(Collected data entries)
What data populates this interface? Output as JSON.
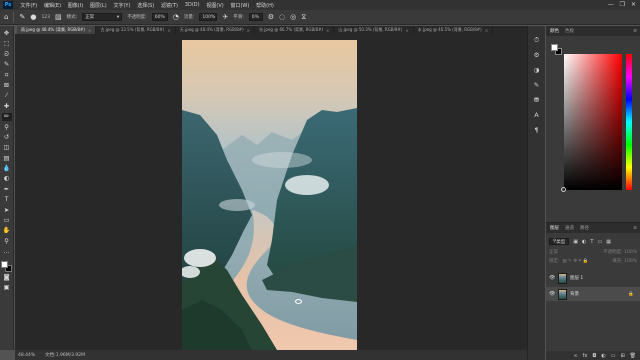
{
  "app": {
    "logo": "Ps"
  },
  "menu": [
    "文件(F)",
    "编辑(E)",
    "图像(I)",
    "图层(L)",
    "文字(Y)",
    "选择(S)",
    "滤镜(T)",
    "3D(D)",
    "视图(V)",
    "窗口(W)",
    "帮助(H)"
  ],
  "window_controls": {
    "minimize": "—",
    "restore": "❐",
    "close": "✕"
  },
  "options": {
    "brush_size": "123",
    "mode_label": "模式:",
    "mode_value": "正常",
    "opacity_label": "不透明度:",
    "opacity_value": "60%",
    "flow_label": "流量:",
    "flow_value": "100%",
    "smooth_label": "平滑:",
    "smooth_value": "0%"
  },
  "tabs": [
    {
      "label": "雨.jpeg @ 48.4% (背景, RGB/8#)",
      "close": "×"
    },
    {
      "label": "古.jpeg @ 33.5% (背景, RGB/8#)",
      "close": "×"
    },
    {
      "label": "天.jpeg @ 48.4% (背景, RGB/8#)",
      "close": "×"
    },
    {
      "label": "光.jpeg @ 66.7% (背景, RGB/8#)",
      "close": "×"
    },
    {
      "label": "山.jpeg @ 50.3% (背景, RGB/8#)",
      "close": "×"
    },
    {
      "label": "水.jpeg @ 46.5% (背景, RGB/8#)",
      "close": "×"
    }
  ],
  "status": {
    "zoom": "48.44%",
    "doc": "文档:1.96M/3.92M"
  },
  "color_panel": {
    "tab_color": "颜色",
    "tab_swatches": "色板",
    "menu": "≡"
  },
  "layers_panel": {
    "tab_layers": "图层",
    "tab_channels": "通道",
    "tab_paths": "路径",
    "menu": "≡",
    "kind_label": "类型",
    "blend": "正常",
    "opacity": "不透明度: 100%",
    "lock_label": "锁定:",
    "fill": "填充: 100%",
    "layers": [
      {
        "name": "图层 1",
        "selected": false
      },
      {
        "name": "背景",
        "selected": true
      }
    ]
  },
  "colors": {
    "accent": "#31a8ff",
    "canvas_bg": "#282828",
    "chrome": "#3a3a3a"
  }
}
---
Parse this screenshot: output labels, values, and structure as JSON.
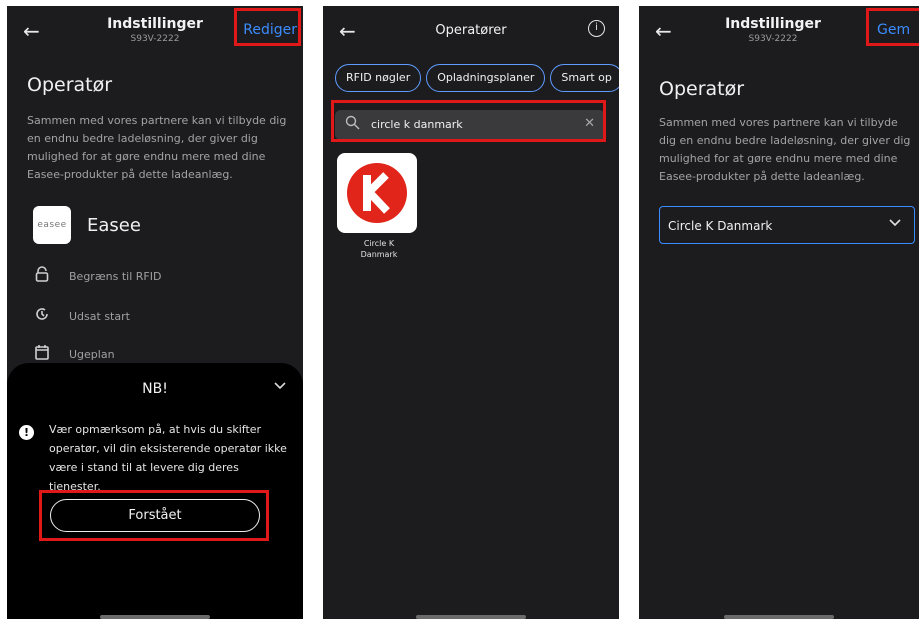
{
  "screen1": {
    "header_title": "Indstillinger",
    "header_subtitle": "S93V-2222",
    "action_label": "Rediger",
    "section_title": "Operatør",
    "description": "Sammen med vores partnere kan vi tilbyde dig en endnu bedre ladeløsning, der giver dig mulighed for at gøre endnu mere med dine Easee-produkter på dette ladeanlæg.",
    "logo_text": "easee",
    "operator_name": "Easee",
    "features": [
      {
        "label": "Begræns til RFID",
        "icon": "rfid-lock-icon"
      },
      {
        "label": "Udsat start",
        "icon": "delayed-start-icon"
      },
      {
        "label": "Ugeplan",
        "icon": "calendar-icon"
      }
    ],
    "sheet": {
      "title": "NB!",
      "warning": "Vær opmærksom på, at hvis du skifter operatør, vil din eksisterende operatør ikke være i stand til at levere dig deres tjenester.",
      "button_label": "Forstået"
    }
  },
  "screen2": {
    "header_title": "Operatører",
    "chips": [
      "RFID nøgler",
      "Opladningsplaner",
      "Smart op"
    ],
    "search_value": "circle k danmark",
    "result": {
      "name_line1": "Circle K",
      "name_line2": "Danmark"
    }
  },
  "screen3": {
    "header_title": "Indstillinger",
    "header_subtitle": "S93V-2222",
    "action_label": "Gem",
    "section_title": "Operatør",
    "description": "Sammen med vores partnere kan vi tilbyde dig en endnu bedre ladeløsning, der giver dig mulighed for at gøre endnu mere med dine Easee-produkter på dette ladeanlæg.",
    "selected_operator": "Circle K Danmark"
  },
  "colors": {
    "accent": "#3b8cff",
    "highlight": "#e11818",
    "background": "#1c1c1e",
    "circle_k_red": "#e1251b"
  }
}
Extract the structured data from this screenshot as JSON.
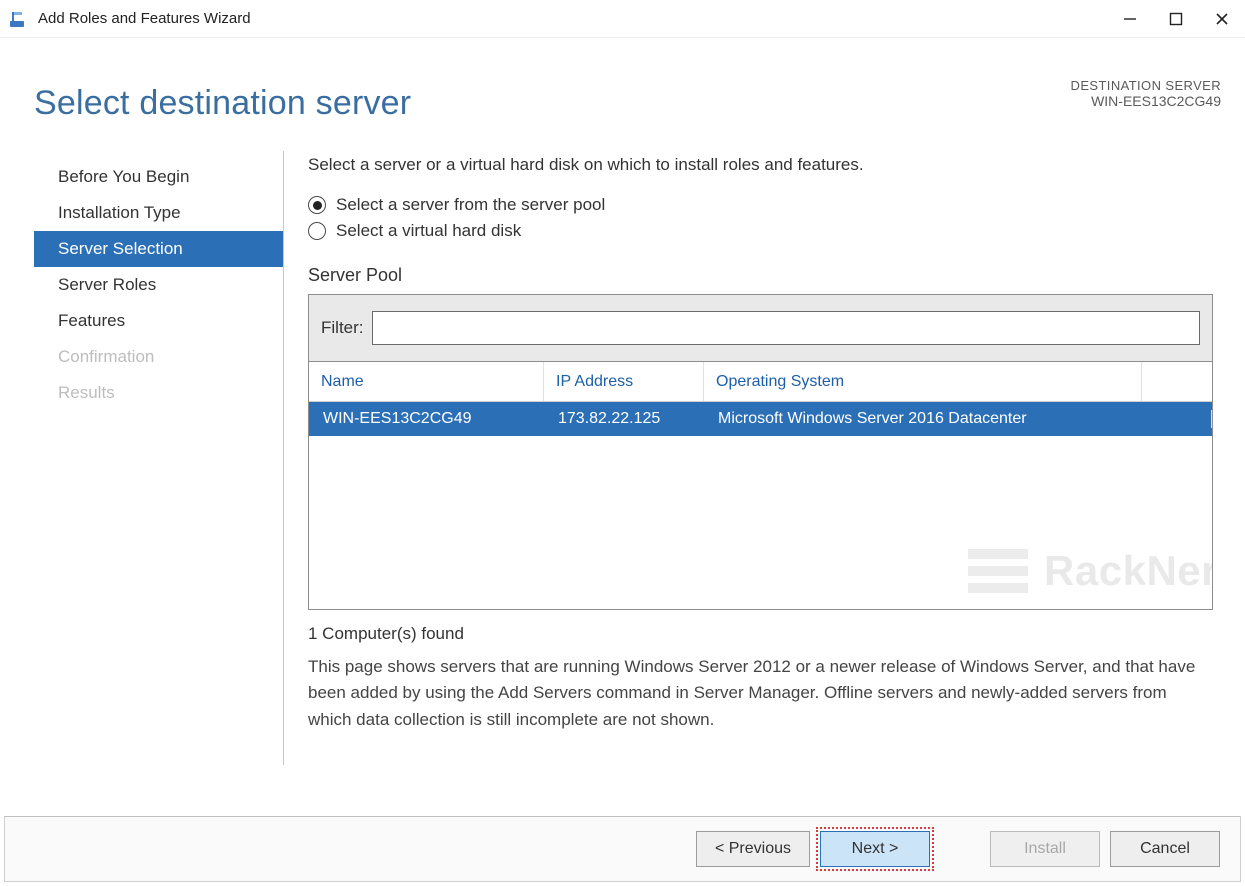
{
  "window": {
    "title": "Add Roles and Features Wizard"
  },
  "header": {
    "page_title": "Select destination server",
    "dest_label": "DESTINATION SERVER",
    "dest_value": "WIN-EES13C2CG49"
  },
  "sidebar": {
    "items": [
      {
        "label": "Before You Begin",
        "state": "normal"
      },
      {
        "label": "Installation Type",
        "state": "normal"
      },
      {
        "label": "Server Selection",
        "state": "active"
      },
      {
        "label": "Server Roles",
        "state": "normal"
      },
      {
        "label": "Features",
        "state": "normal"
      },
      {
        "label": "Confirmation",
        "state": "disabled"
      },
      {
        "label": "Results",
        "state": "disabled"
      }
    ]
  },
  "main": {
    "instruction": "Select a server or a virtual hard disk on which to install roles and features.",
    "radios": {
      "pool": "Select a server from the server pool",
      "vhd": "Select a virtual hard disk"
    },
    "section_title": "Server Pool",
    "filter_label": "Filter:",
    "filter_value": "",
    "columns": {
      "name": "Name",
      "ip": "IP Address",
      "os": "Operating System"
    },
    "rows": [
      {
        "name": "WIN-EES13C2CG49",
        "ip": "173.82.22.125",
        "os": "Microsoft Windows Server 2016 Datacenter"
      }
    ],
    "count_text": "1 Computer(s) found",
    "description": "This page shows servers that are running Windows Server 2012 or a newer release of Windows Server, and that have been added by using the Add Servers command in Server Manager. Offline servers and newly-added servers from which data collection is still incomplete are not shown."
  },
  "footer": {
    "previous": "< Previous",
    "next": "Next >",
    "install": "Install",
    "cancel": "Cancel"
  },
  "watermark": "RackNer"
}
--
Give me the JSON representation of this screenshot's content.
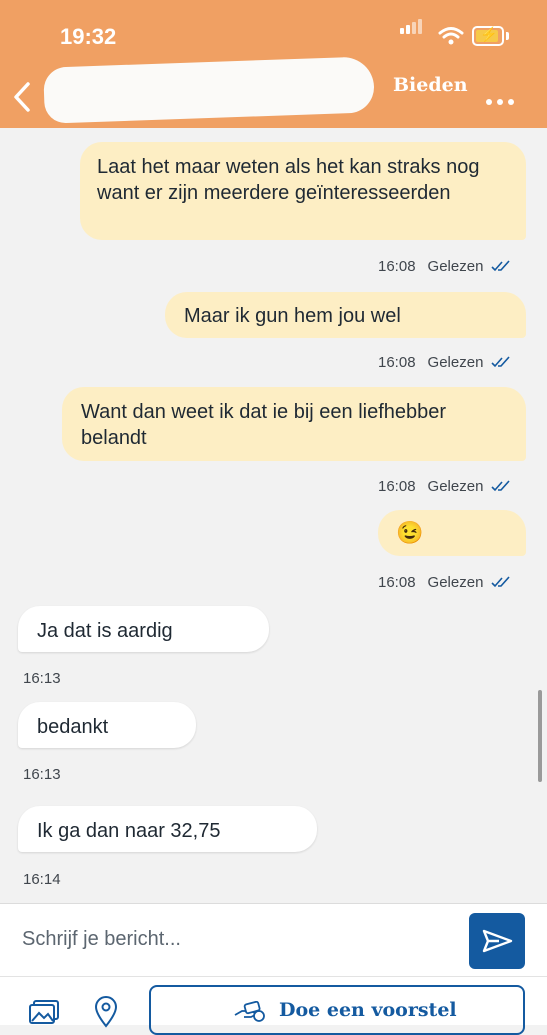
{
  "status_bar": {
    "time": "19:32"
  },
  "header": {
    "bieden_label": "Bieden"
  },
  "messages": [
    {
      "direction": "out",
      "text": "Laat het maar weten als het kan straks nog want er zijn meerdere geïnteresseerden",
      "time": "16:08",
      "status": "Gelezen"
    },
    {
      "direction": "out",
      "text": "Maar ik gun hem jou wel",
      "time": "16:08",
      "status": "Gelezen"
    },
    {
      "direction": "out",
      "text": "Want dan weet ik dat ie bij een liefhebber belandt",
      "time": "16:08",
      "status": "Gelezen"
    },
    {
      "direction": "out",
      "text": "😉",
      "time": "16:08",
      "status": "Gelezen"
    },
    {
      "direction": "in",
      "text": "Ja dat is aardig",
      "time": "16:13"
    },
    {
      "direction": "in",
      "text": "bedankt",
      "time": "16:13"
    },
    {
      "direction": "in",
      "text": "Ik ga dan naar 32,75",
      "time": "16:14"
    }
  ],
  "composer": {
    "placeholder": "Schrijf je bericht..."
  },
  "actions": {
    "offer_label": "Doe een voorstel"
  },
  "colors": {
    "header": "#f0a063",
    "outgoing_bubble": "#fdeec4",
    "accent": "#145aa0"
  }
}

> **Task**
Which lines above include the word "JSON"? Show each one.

> **Result**
What data populates this interface? Output as JSON.
Parse this screenshot: output labels, values, and structure as JSON.
Extract the structured data from this screenshot as JSON.
Give me the JSON representation of this screenshot's content.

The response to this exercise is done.